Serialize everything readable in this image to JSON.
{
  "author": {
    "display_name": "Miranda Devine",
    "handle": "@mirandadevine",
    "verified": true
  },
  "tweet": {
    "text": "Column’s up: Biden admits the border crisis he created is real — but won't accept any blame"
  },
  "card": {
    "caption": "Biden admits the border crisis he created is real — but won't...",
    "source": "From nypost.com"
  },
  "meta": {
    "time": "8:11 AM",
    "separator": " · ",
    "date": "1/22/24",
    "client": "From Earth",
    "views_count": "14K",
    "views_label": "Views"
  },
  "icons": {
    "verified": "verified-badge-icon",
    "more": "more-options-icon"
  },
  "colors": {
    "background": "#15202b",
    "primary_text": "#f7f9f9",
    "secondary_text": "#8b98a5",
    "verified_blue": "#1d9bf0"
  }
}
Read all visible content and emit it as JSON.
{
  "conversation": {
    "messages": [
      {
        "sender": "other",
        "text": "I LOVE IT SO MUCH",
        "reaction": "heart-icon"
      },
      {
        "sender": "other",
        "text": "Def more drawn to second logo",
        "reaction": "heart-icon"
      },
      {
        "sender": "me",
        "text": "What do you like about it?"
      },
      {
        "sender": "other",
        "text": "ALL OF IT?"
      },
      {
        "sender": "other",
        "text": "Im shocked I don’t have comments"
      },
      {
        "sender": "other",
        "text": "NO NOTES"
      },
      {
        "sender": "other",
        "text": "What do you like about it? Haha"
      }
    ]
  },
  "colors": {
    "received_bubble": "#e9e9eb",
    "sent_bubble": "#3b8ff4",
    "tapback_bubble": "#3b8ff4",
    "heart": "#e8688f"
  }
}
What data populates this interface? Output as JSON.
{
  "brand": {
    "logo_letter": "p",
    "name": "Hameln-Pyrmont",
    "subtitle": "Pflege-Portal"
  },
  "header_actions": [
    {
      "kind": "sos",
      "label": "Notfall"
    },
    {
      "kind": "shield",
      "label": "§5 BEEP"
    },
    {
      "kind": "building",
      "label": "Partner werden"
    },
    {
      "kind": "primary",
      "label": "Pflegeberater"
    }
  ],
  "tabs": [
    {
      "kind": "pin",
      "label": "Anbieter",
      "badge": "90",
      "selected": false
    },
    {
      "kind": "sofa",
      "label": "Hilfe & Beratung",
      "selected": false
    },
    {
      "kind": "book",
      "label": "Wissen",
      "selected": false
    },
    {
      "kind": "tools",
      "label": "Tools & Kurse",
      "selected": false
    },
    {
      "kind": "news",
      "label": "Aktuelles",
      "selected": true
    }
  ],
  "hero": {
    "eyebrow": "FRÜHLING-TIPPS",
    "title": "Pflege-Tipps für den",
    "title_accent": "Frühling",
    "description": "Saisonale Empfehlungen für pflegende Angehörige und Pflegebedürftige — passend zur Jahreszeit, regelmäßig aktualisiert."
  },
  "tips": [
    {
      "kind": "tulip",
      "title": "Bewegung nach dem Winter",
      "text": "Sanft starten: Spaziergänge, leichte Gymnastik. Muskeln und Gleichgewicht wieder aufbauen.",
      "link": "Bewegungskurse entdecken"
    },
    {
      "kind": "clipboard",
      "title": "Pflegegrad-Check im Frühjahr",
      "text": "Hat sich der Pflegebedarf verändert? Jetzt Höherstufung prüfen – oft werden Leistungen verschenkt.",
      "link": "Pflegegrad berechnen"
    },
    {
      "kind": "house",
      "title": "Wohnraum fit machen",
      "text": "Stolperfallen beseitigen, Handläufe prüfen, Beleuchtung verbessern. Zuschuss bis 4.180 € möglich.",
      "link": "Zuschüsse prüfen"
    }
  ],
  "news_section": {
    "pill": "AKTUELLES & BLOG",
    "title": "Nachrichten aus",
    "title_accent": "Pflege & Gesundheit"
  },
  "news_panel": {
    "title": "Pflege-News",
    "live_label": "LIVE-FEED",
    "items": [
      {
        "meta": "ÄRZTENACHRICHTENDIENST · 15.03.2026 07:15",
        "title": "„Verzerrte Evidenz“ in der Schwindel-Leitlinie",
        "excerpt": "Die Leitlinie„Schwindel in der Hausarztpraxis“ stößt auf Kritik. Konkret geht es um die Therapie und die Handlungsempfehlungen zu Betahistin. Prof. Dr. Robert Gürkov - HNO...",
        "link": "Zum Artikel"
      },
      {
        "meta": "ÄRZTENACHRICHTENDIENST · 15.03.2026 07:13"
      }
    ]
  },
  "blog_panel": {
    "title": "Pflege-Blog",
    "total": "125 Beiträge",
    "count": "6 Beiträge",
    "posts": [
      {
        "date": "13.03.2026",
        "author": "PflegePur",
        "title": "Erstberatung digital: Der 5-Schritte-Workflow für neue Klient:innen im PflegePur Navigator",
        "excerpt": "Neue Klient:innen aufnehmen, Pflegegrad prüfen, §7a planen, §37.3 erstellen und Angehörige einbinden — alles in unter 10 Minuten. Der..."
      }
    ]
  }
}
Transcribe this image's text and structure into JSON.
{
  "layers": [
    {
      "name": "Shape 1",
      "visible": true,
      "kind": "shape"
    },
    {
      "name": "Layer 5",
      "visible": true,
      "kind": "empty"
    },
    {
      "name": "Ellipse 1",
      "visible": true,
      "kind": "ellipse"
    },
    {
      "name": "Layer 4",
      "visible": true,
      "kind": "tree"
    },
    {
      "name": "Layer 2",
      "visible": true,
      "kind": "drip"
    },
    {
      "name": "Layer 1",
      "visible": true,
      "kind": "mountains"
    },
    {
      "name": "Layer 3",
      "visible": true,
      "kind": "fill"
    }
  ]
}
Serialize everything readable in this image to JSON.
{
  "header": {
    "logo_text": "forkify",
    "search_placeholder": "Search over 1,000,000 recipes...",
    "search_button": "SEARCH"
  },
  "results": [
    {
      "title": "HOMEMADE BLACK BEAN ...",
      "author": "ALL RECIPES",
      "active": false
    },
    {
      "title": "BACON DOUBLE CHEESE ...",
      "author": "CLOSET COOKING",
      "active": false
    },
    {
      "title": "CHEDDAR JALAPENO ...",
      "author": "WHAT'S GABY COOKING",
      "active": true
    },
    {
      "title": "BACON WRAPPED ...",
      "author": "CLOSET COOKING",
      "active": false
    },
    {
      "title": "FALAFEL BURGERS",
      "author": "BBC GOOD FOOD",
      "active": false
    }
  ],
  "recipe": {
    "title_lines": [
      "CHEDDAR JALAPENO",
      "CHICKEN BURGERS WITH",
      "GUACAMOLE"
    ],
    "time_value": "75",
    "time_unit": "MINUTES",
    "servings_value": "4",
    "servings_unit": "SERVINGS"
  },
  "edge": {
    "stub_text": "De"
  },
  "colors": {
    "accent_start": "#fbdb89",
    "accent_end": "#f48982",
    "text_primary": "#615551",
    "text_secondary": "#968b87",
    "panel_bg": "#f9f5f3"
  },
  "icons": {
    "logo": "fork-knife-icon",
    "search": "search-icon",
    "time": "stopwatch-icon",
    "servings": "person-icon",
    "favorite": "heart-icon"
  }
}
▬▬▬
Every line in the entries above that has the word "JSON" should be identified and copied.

Exercise answer —
Serialize everything readable in this image to JSON.
Read all visible content and emit it as JSON.
What data populates this interface? Output as JSON.
Transcribe this image's text and structure into JSON.
Serialize everything readable in this image to JSON.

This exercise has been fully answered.